> _What is required_: Filter the material below down to the lines containing the word "code".

> _Records to process_:

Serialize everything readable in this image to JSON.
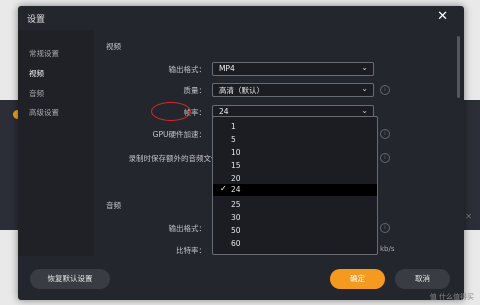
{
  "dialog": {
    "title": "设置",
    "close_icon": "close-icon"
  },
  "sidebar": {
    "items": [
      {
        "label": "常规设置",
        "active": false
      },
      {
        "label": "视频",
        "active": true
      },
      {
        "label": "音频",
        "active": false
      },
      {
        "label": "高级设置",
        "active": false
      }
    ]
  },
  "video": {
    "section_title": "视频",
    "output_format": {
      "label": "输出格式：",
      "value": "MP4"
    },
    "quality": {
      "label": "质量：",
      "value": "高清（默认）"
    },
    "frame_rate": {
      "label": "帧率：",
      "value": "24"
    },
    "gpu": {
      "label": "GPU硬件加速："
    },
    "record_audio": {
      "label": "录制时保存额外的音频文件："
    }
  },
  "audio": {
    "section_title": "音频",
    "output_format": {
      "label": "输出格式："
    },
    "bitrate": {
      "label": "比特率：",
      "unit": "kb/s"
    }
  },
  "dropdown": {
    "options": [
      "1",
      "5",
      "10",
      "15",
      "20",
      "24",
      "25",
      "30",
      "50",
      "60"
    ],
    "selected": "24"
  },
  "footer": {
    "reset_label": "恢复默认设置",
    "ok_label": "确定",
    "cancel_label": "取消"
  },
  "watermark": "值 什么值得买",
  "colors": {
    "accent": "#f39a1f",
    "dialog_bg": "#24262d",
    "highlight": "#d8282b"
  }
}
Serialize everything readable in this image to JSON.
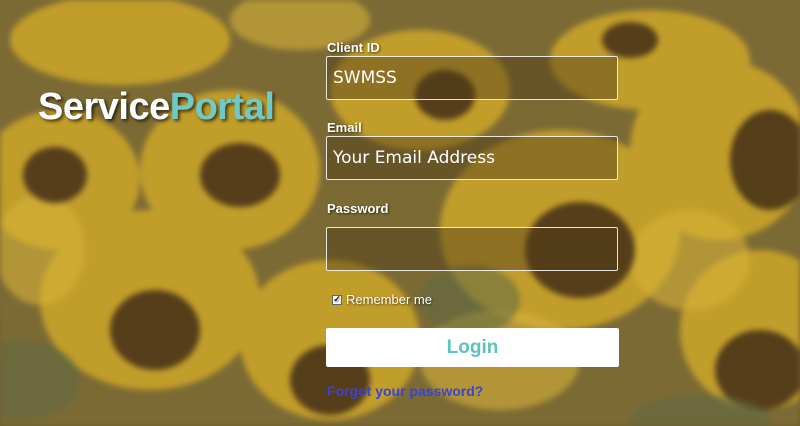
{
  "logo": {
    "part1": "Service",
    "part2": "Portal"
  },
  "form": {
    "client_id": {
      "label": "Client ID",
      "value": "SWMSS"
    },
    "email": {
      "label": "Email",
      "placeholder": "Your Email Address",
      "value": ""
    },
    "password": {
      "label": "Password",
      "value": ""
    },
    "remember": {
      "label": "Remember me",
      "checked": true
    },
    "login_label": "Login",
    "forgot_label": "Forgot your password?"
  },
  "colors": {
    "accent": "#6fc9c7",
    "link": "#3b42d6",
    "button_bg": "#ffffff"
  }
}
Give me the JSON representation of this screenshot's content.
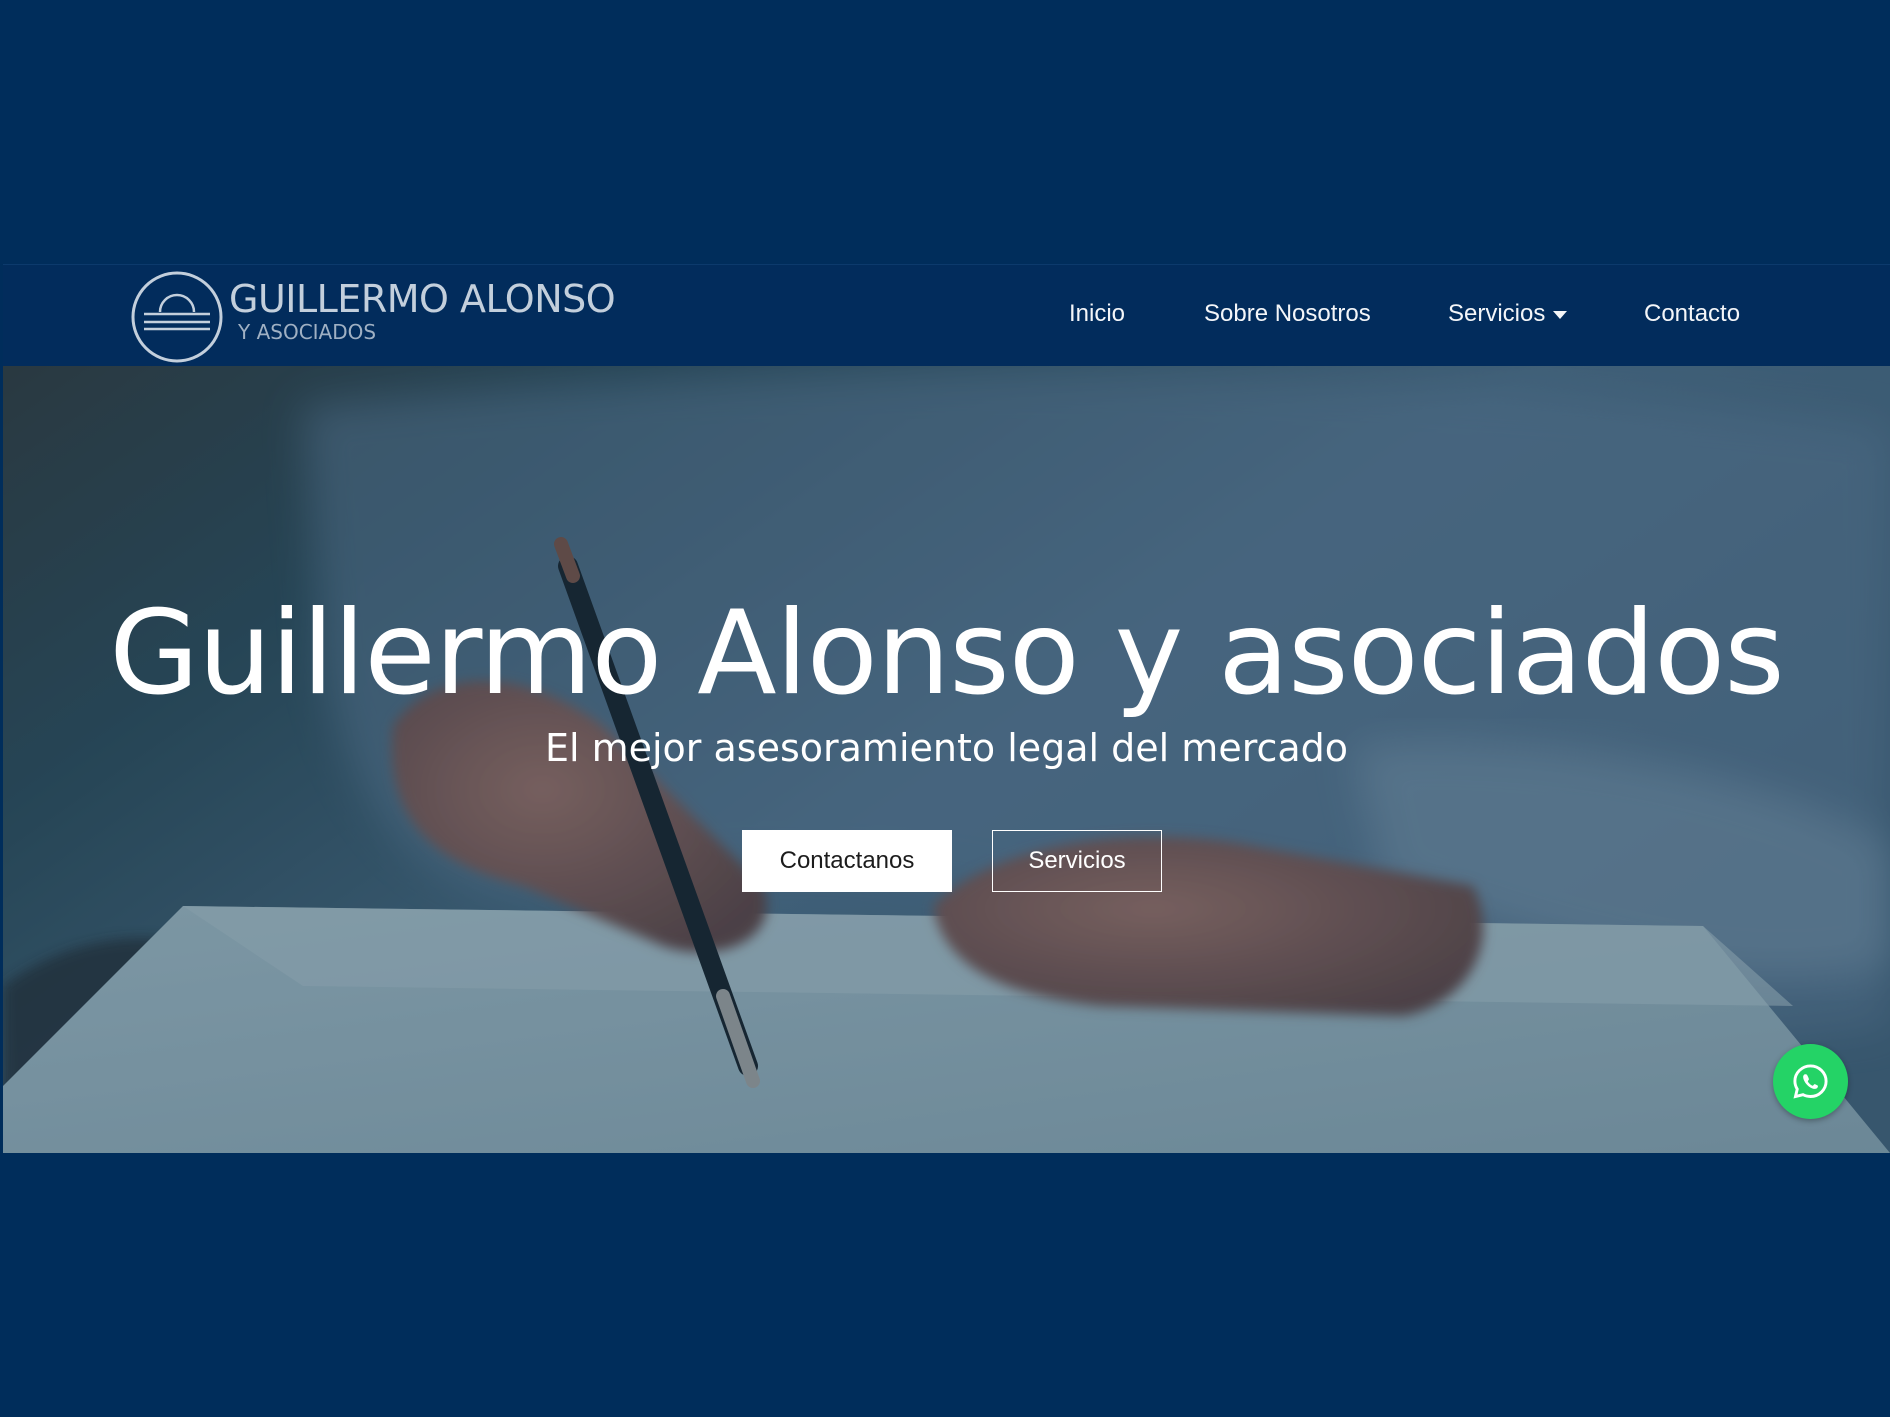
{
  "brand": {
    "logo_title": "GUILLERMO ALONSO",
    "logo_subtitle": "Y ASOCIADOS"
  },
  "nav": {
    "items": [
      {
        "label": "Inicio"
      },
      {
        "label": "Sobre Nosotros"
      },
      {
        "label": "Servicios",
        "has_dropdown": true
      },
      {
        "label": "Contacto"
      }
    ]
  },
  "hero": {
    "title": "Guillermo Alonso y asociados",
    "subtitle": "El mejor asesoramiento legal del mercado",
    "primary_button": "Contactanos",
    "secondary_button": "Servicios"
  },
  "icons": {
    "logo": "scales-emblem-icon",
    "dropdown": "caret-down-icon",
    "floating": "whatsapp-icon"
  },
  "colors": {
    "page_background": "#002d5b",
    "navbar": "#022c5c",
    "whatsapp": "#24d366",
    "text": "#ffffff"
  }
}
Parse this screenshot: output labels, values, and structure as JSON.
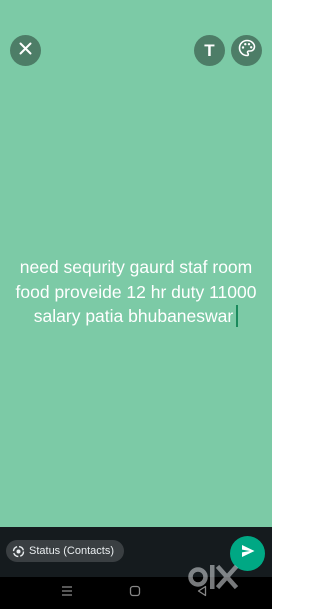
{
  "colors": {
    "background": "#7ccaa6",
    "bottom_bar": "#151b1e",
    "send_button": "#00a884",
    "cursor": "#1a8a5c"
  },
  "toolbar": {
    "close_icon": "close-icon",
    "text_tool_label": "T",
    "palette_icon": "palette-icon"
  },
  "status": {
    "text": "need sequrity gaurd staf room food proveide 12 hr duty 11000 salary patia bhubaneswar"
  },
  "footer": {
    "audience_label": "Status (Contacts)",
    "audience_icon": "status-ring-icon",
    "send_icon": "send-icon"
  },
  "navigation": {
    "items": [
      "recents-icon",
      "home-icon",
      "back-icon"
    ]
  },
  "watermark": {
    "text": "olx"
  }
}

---

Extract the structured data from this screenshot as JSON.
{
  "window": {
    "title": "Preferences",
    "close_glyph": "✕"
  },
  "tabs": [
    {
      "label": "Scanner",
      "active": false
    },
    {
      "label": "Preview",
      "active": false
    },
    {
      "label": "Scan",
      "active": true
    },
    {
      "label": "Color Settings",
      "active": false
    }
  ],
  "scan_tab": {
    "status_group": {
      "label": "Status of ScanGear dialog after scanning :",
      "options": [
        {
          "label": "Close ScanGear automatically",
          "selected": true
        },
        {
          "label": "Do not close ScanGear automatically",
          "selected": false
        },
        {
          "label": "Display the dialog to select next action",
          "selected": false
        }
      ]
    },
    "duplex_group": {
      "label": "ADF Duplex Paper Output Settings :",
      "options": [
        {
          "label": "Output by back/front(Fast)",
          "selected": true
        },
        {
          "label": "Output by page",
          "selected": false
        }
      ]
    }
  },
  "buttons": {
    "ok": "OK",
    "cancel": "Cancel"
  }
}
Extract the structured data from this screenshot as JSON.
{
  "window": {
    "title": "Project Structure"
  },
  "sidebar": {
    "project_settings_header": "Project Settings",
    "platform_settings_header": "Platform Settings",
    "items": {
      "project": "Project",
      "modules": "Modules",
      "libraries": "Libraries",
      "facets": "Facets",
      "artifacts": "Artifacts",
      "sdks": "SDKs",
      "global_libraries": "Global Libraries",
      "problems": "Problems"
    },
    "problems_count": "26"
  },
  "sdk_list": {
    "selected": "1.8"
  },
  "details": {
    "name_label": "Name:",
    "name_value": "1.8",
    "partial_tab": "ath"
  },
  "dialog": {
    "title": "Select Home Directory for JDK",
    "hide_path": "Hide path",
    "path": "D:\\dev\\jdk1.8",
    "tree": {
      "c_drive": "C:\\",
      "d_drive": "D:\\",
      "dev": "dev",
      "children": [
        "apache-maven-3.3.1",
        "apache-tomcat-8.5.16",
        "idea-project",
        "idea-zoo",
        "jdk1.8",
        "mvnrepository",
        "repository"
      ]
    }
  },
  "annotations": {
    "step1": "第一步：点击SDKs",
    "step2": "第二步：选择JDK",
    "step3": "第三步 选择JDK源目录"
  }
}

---

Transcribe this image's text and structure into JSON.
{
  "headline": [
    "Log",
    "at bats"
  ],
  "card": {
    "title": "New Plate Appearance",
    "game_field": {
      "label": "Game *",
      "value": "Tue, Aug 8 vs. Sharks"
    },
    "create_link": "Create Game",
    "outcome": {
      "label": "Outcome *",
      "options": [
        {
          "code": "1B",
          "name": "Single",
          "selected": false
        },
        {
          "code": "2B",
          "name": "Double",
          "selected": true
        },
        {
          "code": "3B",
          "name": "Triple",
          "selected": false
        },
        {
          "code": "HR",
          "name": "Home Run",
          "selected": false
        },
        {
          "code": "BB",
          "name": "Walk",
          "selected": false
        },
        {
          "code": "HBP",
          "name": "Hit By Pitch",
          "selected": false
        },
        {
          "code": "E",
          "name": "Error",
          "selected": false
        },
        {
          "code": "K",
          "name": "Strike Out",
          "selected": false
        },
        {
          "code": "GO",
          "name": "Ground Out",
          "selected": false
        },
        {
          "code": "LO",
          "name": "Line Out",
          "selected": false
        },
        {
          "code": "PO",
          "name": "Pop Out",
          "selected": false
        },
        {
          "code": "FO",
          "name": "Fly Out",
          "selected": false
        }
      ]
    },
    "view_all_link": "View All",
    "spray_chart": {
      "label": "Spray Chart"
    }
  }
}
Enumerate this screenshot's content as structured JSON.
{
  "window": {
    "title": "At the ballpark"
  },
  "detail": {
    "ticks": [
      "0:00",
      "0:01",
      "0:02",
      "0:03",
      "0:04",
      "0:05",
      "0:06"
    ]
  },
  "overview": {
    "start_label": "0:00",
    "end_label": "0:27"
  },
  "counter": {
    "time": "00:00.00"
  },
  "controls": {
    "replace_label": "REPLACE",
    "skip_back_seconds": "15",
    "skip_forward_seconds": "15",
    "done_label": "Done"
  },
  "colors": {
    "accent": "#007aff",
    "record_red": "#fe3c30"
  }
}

> _Response_:
          "code": "1B",
          "code": "2B",
          "code": "3B",
          "code": "HR",
          "code": "BB",
          "code": "HBP",
          "code": "E",
          "code": "K",
          "code": "GO",
          "code": "LO",
          "code": "PO",
          "code": "FO",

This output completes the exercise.